Brazos Cheddar, USA, Cow: Mild, less salty than other cheddars, smoother in texture, not as “twangy.” Our collective wine comments can be summarized: “Meh.”
Beaufort Chalet d’Alpage, France, Cow: Grass-fed cows with a diet rich in Alpine flora, very flavorful. Wheels typically weigh between 90-130 pounds, requiring two milkings of 45 cows to make one wheel. Though delicious on its own, Beaufort scored neutral to low in all four wine comparisons.
Valdeon, Spain, Cow and Goat Mix: Milder blue, salty profile, creamier rather than crumblier, wheels are wrapped in sycamore leaves that contribute to their flavor. Our appreciation of the Valdeon improved with all of the wine pairings.
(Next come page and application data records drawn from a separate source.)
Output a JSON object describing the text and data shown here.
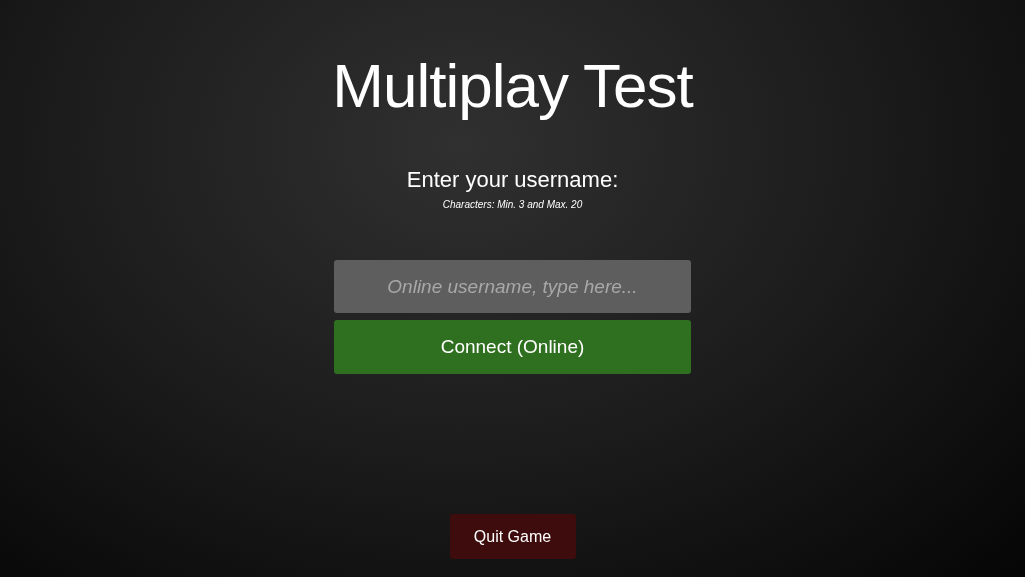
{
  "title": "Multiplay Test",
  "prompt": "Enter your username:",
  "hint": "Characters: Min. 3 and Max. 20",
  "username_field": {
    "placeholder": "Online username, type here..."
  },
  "connect_button": {
    "label": "Connect (Online)"
  },
  "quit_button": {
    "label": "Quit Game"
  }
}
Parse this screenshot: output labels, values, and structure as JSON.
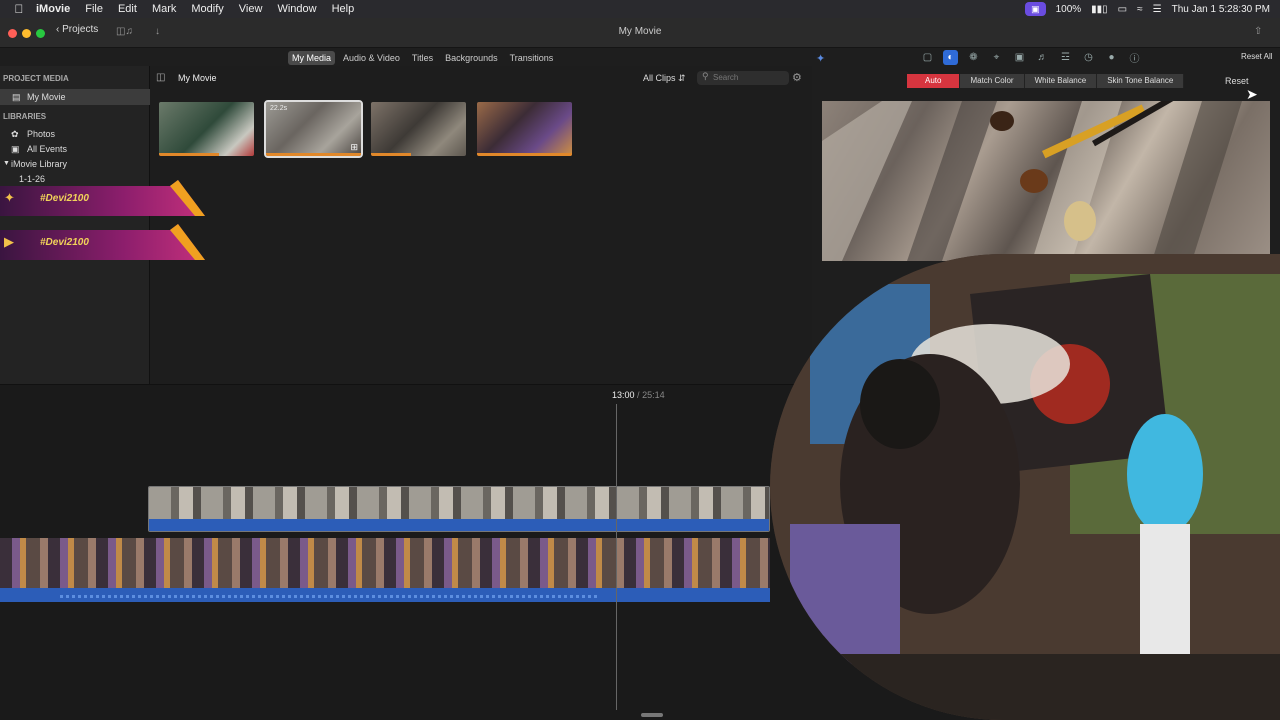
{
  "menubar": {
    "app": "iMovie",
    "items": [
      "File",
      "Edit",
      "Mark",
      "Modify",
      "View",
      "Window",
      "Help"
    ],
    "battery": "100%",
    "clock": "Thu Jan 1  5:28:30 PM"
  },
  "toolbar": {
    "projects_label": "Projects",
    "window_title": "My Movie"
  },
  "media_tabs": [
    "My Media",
    "Audio & Video",
    "Titles",
    "Backgrounds",
    "Transitions"
  ],
  "sidebar": {
    "project_media_header": "PROJECT MEDIA",
    "project_item": "My Movie",
    "libraries_header": "LIBRARIES",
    "photos": "Photos",
    "all_events": "All Events",
    "library": "iMovie Library",
    "event": "1-1-26"
  },
  "browser": {
    "title": "My Movie",
    "filter": "All Clips",
    "search_placeholder": "Search",
    "thumb_duration": "22.2s"
  },
  "banners": [
    "#Devi2100",
    "#Devi2100"
  ],
  "viewer": {
    "reset_all": "Reset All",
    "color_options": [
      "Auto",
      "Match Color",
      "White Balance",
      "Skin Tone Balance"
    ],
    "reset": "Reset"
  },
  "timeline": {
    "current": "13:00",
    "separator": "/",
    "total": "25:14"
  },
  "colors": {
    "accent_blue": "#2f6bd7",
    "auto_red": "#d6353f",
    "clip_blue": "#2c5db8",
    "thumb_orange": "#e1882a"
  }
}
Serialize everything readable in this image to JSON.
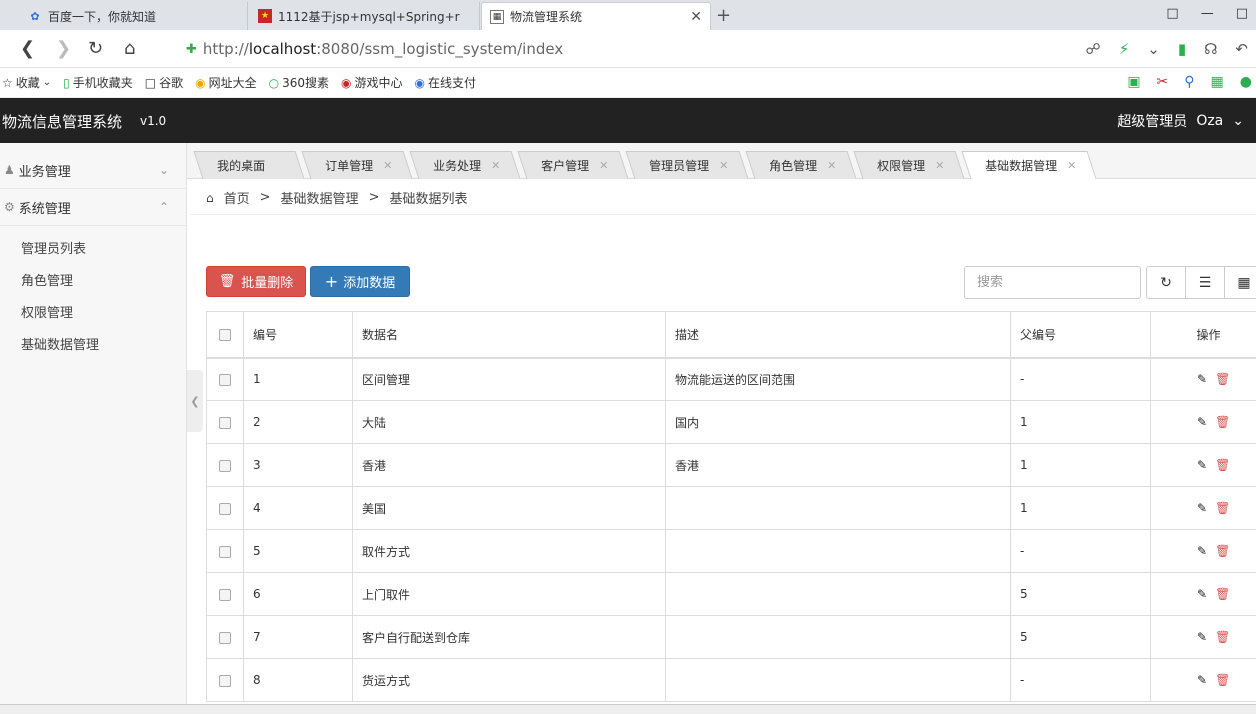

The Murray’s Cheeses:
Selles-sur-Cher, Aged on site, Goat: We sampled this at two ages. I liked the creamy, lemony young version. Casey preferred the aged variety, which was drier in texture, tasted “goatier,” and had a salty, umami-rich rind.
Ardrahan, Ireland, Cow: Rind washed with saltwater, lends nutty saltiness to cheese, gooey center, evocative of Brie* only with more “punch.” I gave this cheese two hearts, and it earned a whopping five stars from Casey. Murray’s recommends pairing it with brown ale. (*American Brie.)
Berkswell, England, Sheep: Granular with sugar deposits from amino acids in the milk, smells like pineapple, with a rind reminiscent of the skin on a ginger rhizome. Recommended with a smoky Pinot Noir.
Cabot Clothbound Cheddar, United States, Cow: Our top pick of the evening – nine stars from Casey. Breaks into pieces with jagged texture (like a quartz stone) but never gets waxy, not like a typical cheddar in flavor, but wonderful… perhaps because it is rubbed with lard and elicits comments like this from Casey – “Rub me down with lard! Yummy!” – or this from our instructor, Jason: “You had me at lard.”
Fourme d’Ambert, France, Cow: Creamy, “tame” blue cheese with a salty finish. A lady sitting across from us declared it “smooth and sassy.” It is purported to “convert even the staunchest blue cheese hater,” and is excellent paired with tawny Port.
One response to “Cheese Love”
Wow. What are great story, Jules! I am going to convert to cheese!